I am also experiencing exactly the same issue. It used to be quite frequent, but it hasn't happened now for about two weeks. It seems to be utterly random. Large or small load, cool or hot, long or short uptime... doesn't seem to make a difference.
I have the 2.66 model with 4GB RAM (all Apple original in 512's), ATI 1900XT, a WD 500 in bay 1 (Tiger), 2 WD 250's (Striped homes) in bays 2 and 3, and a Seagate 250 for other OS's (Vista Ultimate 64 and Ubuntu Edgy).
I have put the config back to how it came out of the box, re-installed the OS, reset the SMC and PRAM many times, but that has made no difference, it still happens occasionally in either configuration.
I have also experienced the same problem when using Linux booted in native mode. A click and then it reboots as if someone pulled the power. As it happened whilst booted in a different OS I am now assuming this is a firmware/hardware failure of some description somewhere along the line. As other users sometimes there are 2 or 3 reboots before it makes it back into the OS.
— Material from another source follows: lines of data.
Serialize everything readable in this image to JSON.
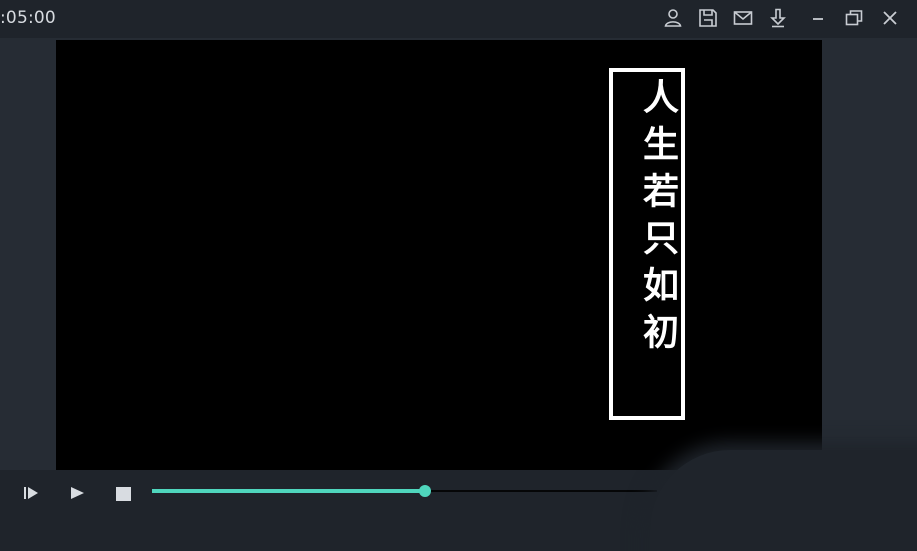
{
  "titlebar": {
    "timecode": ":05:00",
    "icons": [
      "user-icon",
      "save-icon",
      "mail-icon",
      "download-icon",
      "minimize-icon",
      "restore-icon",
      "close-icon"
    ]
  },
  "preview": {
    "title_text": "人生若只如初",
    "background": "#000000",
    "text_color": "#ffffff"
  },
  "controls": {
    "icons": [
      "play-frame-icon",
      "play-icon",
      "stop-icon"
    ],
    "progress": 0.54,
    "accent": "#4fd6bd"
  }
}
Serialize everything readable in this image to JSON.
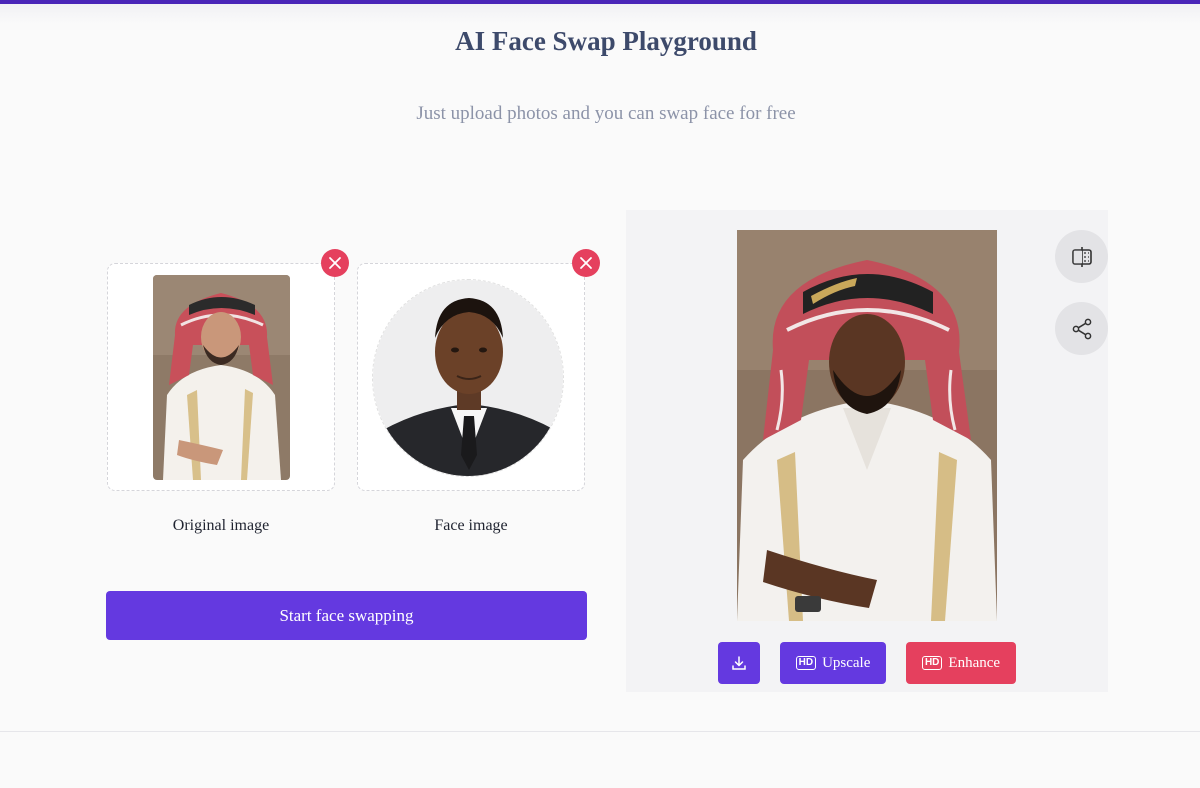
{
  "header": {
    "title": "AI Face Swap Playground",
    "subtitle": "Just upload photos and you can swap face for free"
  },
  "uploads": {
    "original_label": "Original image",
    "face_label": "Face image"
  },
  "actions": {
    "start_label": "Start face swapping",
    "upscale_label": "Upscale",
    "enhance_label": "Enhance",
    "hd_badge": "HD"
  },
  "colors": {
    "accent": "#6439e0",
    "danger": "#e5405e",
    "title": "#3d4a6b",
    "top_bar": "#4a26b8"
  },
  "icons": {
    "remove": "close-icon",
    "compare": "compare-icon",
    "share": "share-icon",
    "download": "download-icon"
  }
}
I have run all kinds of diagnostics programs and they all report no issues with anything. The only other problem I have observed is display corruption when using Aperture, but I have put this down to poor GPU usage, or maybe not...
My machine and display (20" ACD) are plugged in to a Belkin 1500VA UPS.
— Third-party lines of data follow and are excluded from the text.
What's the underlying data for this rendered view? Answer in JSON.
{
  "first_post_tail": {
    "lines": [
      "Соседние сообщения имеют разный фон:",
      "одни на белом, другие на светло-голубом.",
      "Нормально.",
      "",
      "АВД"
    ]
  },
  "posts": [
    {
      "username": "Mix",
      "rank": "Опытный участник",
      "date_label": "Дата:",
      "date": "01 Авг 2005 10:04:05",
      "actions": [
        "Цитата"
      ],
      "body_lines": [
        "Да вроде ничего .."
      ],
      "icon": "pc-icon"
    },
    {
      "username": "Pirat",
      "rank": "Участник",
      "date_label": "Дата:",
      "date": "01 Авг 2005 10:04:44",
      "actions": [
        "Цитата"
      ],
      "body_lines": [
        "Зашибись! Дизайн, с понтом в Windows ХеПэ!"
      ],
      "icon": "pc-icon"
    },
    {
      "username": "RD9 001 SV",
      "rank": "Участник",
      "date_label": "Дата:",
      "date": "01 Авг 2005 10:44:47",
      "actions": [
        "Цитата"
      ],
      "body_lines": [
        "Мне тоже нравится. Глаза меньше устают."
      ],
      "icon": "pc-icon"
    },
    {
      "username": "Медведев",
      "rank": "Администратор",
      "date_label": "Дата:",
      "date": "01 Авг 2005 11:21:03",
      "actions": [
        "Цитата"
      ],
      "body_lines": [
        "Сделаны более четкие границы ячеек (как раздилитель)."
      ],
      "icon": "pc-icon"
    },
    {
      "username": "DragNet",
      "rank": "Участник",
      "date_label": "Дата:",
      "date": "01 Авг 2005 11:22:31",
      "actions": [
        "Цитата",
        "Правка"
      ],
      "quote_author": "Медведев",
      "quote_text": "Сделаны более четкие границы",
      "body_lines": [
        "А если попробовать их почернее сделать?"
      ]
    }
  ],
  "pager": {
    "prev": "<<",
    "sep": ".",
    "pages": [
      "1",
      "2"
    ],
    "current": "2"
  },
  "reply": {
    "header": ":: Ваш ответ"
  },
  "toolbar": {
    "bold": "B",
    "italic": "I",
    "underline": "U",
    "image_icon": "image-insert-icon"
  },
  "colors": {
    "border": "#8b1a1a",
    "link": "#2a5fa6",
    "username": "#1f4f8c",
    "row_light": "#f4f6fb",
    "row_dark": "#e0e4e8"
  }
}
The UPS never complains about the power coming in and doesn't appear to have anything to do with these resets. It's stable and never complains.
I believe there is a faulty component in the Mac Pro power supply that is causing this, but I do not have enough knowledge or equipment to prove this. I have also suspected the graphics card on occasion but again, I have no evidence. I have spoken to Apple support about this, but even with the £200 Apple Care they said I would be without the machine for up to 2 weeks which is unacceptable to me as I need it to earn a living.
I have been living with the random reboots for now, but it has lost me several hours of work before now so it's becoming extremely disappointing and frustrating, especially having now spent in excess of £2500 on this machine. I expect better from Apple for the money.
I am about to spend a large amount of cash buying several new multicore intel workstations for my place of work. I am currently put right off the Mac Pro because of this unresolved issue, which is a shame. It's currently the only machine which will support all the OS's we need to use (Tiger, Vista and Ubuntu).
Any info on this would be greatly appreciated.